  • more transparency in the supply chain, e.g. drop ship, could lead to greater accuracy in onward scheduling or cash flow forecasting
  • where there is potential for greater automation and elimination of manual activities
  • where a single source of truth of transactional detail gives benefit to one or more parties
  • perhaps where improvement in reputation (e.g. vendor evaluation) could take place.

Let’s take the e2e Procure to Pay (P2P) value chain as an example:

We’ll start simple and build to greater complexity.

P2P can be problematic for many organizations and their suppliers.  P2P transformation or improvement programs still frequently deal with areas that could be considered fundamentals or “the basics:” three-way match, compliance and control, prompt payment of suppliers, for example.
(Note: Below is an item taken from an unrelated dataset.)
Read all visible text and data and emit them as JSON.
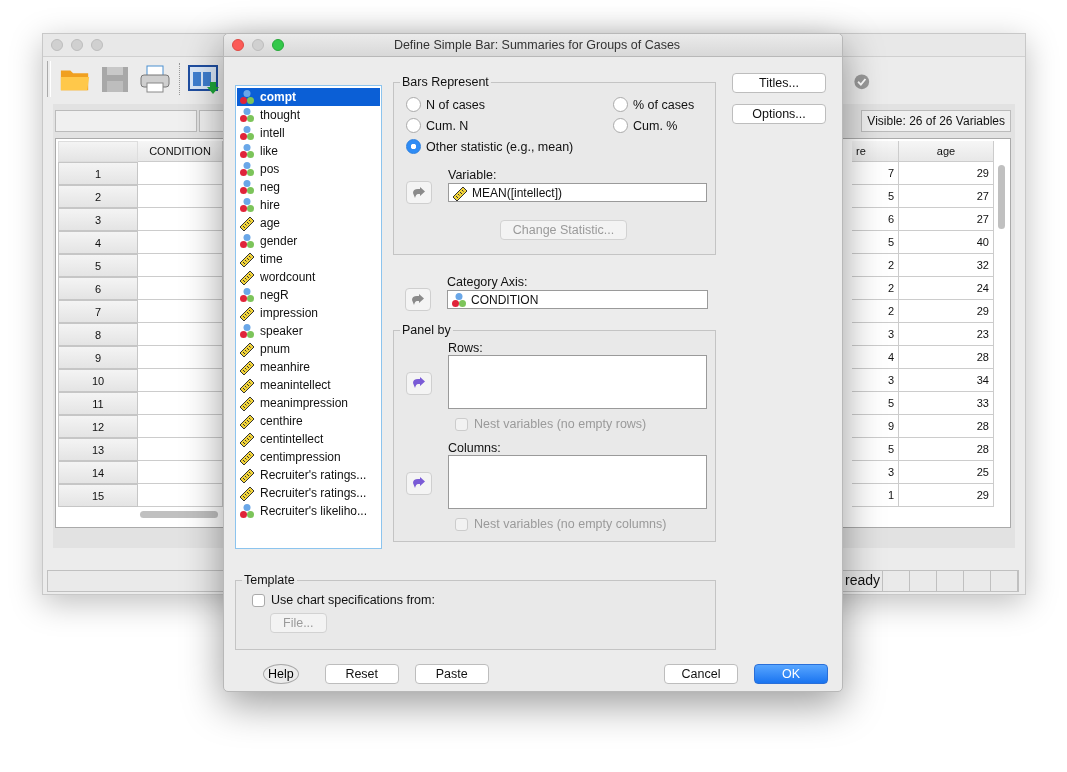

Other challenges include understanding goods in transit, receipting of items on delivery or into inventory, understanding issues with invoice processing in the partner organization, late payments, cash forecasting.

And these are areas in which blockchain could be used.

A simple transactional flow in the P2P value chain to start with:

This is a basic direct or indirect P2P scenario that shows how blockchain could be used to record, and make visible, the key events that take place in a buyer/supplier relationship:

  • A purchase requisition is created in an organisation and converted (via approval or automatically depending on the type, value, vendor) into a purchase order. As soon as the PO is created a blockchain is created visible to both the vendor and the purchasing organization.
  • Receipt or acceptance of the purchase order (sales order) by the supplier in turn updates the blockchain, including certain meta data like expected delivery date.
  • Other events such as proof of delivery, disputed invoices, or payment advice in turn update the blockchain providing status visibility across authorized parties.

The diagram below fleshes this out into more detail with some of the key transactions from the purchaser’s perspective called out in more detail.

The transactions that update the Blockchain and those that are visible to all parties clearly depends on the value of that update to the participating players.

More complicated scenarios in the P2P value chain could benefit from use of blockchain technology:

Real benefit could be delivered when considering more complex scenarios that can cause issues in P2P—let’s look at two real-life customer examples in a bit more detail:

  • Drop ship with installation at customer site. A real-life scenario seen at a client involved the provision of a ship set to a customer, for which external procurement of components is made from multiple vendors.  Assembly and installation takes place at the customer location so the components are drop shipped by the vendors to the end customer location.  Assembly and installation is only possible when all elements have been received at the customer location.  Visibility of all events under the unifier of the original sales order would eliminate spreadsheet tracking.  The blockchain update could work something like this.
  • EXW Incoterms. With Ex Works it can be difficult for the buyer to understand exactly when goods will be available at their own location; this impacts stock availability for MRP and hence dates communicated to customers.  The seller under EXW only need make sure the goods are available and packed, at the agreed location (typically vendor premises), so delivery date in purchase orders can be misleading.  Resolving this issue can involve manual computation, workarounds and sometimes custom development in ERP systems.  Blockchain provides opportunity for visibility of stock availability in the seller’s location for better scheduling of transportation, more accurate information for MRP and potential process automation based on triggering events.

So where is all this heading?

There are many potential use cases for Blockchain and part 1 of this blog series touches on some of these in maintenance, repair and overhaul (MRO), supply chain and asset management.

And P2P, as we have seen, has a set of emerging business processes in which optimization and transformation opportunities exist and where blockchain could start to transition from expectation into the mainstream.